The end of the struggle was followed by a renewal of the democratic agitation in Württemberg, but this had achieved no tangible results when the great war between France and Prussia broke out in 1870. Although the policy of Württemberg had continued antagonistic to Prussia, the country shared in the national enthusiasm which swept over Germany, and its troops took a creditable part in the battle of Wörth and in other operations of the war. In 1871 Württemberg became a member of the new German empire, but retained control of her own post office, telegraphs and railways. She had also certain special privileges with regard to taxation and the army, and for the next ten years the policy of Württemberg was one of enthusiastic loyalty to the new order. Many important reforms, especially in the realm of finance, were introduced, but a proposal for a union of the railway system with that of the rest of Germany was rejected. Certain reductions in taxation having been made in 1889, the reform of the constitution became the question of the hour. The king and his ministers wished to strengthen the conservative element in the chambers, but only slight reforms were effected by the laws of 1874, 1876 and 1879, a more thorough settlement being postponed. On the 6th of October 1891 King Charles died suddenly, and was succeeded by his cousin William II. (b. 1848), who continued the policy of his predecessor. The reform of the constitution continued to be discussed, and the election of 1895 was memorable because of the return of a powerful party of democrats. King William had no sons, nor had his only Protestant kinsman, Duke Nicholas (1833-1903); consequently the succession would ultimately pass to a Roman Catholic branch of the family, and this prospect raised up certain difficulties about the relations between church and state. The heir to the throne in 1910 was the Roman Catholic Duke Albert (b. 1865).

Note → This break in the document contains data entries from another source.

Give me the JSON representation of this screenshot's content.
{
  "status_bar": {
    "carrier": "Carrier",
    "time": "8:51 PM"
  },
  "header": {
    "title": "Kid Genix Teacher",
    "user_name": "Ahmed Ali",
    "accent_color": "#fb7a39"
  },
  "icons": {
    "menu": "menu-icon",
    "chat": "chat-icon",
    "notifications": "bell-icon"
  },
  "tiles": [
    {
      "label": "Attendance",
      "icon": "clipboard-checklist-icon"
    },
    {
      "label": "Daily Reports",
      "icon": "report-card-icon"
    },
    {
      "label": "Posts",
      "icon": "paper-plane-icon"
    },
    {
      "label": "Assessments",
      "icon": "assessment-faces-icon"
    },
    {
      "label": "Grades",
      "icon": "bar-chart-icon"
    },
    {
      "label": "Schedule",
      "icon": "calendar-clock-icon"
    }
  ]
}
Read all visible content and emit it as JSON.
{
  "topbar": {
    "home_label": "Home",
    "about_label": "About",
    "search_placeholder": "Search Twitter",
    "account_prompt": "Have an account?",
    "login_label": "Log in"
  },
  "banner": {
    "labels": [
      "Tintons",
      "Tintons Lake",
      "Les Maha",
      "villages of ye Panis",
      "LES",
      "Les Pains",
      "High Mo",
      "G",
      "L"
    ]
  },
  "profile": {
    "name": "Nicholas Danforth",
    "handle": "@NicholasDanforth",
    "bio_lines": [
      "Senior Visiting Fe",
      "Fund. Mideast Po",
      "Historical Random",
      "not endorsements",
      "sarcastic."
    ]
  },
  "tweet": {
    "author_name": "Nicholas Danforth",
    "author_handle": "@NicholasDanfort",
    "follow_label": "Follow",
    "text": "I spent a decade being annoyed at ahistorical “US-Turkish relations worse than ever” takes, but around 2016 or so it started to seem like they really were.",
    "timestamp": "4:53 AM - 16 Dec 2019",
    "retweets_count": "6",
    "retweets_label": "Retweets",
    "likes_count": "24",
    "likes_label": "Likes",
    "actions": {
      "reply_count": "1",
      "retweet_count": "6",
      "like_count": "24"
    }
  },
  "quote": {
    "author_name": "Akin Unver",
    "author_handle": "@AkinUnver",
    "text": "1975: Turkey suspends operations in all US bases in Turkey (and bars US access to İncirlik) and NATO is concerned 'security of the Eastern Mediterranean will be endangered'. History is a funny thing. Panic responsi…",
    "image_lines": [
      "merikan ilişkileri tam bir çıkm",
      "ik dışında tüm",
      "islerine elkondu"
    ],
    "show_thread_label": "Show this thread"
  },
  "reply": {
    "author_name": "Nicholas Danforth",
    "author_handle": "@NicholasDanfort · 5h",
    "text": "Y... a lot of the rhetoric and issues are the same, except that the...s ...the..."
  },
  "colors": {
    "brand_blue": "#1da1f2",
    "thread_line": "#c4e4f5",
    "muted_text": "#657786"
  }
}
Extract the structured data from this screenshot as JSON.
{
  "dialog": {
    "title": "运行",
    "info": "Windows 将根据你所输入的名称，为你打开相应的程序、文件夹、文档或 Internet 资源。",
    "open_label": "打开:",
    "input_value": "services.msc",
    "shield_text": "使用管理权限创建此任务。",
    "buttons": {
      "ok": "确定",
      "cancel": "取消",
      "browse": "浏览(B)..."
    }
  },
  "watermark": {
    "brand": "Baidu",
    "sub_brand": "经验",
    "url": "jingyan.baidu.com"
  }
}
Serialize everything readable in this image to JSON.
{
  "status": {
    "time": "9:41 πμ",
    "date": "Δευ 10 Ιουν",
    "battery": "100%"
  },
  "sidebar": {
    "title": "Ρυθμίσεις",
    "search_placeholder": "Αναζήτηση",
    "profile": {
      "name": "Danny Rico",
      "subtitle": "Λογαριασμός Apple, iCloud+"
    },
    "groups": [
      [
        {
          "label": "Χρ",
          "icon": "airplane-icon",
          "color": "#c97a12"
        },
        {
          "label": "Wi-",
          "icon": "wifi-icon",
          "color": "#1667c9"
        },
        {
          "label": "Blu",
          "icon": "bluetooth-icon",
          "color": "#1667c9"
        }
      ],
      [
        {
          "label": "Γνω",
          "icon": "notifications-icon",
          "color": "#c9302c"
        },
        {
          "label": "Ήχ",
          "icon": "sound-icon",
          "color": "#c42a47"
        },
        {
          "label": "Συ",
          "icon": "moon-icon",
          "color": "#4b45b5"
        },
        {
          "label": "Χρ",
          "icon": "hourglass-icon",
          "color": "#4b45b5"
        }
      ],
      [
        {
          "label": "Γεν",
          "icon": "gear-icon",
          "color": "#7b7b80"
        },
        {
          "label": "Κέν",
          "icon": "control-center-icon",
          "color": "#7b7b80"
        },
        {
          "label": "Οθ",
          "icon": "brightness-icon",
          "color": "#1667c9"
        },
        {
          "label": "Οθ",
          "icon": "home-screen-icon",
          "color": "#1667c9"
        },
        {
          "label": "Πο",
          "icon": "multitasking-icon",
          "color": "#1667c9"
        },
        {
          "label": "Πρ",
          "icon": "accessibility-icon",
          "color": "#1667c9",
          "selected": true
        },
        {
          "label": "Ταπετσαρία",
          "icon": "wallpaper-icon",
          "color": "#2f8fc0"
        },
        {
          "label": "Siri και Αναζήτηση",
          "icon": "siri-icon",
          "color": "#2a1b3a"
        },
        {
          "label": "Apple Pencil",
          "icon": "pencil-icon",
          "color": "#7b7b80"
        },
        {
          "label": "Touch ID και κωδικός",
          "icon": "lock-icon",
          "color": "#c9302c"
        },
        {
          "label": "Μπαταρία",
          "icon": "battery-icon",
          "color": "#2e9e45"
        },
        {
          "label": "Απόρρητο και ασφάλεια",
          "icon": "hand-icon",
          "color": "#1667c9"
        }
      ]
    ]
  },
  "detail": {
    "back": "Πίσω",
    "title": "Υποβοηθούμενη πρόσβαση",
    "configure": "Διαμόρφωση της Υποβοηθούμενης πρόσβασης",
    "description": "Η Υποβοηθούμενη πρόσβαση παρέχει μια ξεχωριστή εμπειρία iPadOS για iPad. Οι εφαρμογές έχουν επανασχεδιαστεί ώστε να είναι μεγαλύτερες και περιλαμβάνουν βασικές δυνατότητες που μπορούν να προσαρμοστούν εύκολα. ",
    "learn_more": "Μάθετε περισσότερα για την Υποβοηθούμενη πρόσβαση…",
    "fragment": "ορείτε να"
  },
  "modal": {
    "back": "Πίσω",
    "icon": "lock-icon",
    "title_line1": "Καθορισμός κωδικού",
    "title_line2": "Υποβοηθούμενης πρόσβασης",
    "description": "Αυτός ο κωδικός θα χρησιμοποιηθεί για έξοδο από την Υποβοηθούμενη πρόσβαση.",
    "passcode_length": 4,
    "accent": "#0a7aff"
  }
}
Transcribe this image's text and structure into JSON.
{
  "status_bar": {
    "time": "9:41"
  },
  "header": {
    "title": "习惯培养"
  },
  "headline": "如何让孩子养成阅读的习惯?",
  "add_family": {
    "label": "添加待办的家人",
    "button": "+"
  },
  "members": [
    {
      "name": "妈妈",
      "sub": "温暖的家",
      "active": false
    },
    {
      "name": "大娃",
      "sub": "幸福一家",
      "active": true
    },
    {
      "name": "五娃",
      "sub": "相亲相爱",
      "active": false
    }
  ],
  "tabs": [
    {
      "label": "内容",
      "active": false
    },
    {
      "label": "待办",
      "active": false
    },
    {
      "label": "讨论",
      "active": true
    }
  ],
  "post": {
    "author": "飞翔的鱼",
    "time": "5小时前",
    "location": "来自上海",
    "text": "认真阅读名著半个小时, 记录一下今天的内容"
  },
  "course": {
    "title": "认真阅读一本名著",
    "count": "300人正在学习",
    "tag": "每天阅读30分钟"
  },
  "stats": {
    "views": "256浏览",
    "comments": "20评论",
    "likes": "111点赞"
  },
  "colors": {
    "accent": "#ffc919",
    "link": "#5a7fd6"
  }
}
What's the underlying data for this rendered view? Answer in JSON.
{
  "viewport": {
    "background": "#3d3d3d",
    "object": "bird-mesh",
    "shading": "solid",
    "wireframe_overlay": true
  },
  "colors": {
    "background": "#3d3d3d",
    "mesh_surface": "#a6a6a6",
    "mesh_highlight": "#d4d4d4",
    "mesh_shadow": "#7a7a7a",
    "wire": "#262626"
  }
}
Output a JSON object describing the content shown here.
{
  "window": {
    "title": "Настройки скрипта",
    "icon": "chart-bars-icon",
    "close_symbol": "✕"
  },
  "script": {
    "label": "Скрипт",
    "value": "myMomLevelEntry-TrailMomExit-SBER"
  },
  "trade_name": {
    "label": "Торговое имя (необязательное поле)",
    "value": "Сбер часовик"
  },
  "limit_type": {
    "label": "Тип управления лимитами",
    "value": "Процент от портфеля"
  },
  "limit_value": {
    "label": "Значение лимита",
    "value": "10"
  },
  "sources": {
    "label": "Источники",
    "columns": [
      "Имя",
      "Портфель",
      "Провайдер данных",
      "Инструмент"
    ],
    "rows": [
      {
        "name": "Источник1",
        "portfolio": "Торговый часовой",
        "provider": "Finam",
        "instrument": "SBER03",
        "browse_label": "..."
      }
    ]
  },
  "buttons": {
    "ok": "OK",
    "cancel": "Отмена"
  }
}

Between 1900 and 1910 the political history of Württemberg centred round the settlement of the constitutional and the educational questions. The constitution was revised in 1906 on the lines already indicated, and a settlement of the education difficulty was brought about in 1909. In 1904 the railway system was united with that of the rest of Germany.
For the history of Württemberg see the Wirttembergisches Urkundenbuch (Stuttgart, 1849-1907); and the Darstellungen aus der württembergischen Geschichte (Stuttgart, 1904 fol.). Histories are those of P. F. Stälin, Geschichte Württembergs (Gotha, 1882-1887); E. Schneider, Württembergische Geschichte (Stuttgart, 1896); Belschner, Geschichte von Württemberg in Wort und Bild (Stuttgart, 1902); Weller, Württemberg in der deutschen Geschichte (Stuttgart, 1900); K. V. Fricker and Th. von Gessler, Geschichte der Verfassung Württembergs (Stuttgart, 1869); Hieber, Die württembergische Verfassungsreform von 1906 (Stuttgart, 1906); and R. Scnmid, Reformationsgeschichte Württembergs (Heilbronn, 1904). See also Golther, Der Staat und die katholische Kirche im Königreich Württemberg (Stuttgart, 1874); B. Kaisser, Geschichte des Volksschulwesens in Württemberg (Stuttgart, 1895-1897); Bartens, Die wirtschaftliche Entwickelung des Königreichs Württemberg (Frankfort, 1901); W. von Heyd, Bibliographie der württembergischen Geschichte (1895-1896), Band iii. by Th. Schön (1907); D. Schäfer, Württembergische Geschichtsquellen (Stuttgart, 1894 fol.); and A. Pfister, König Friedrich von Württemberg und seine Zeit (Stuttgart, 1888).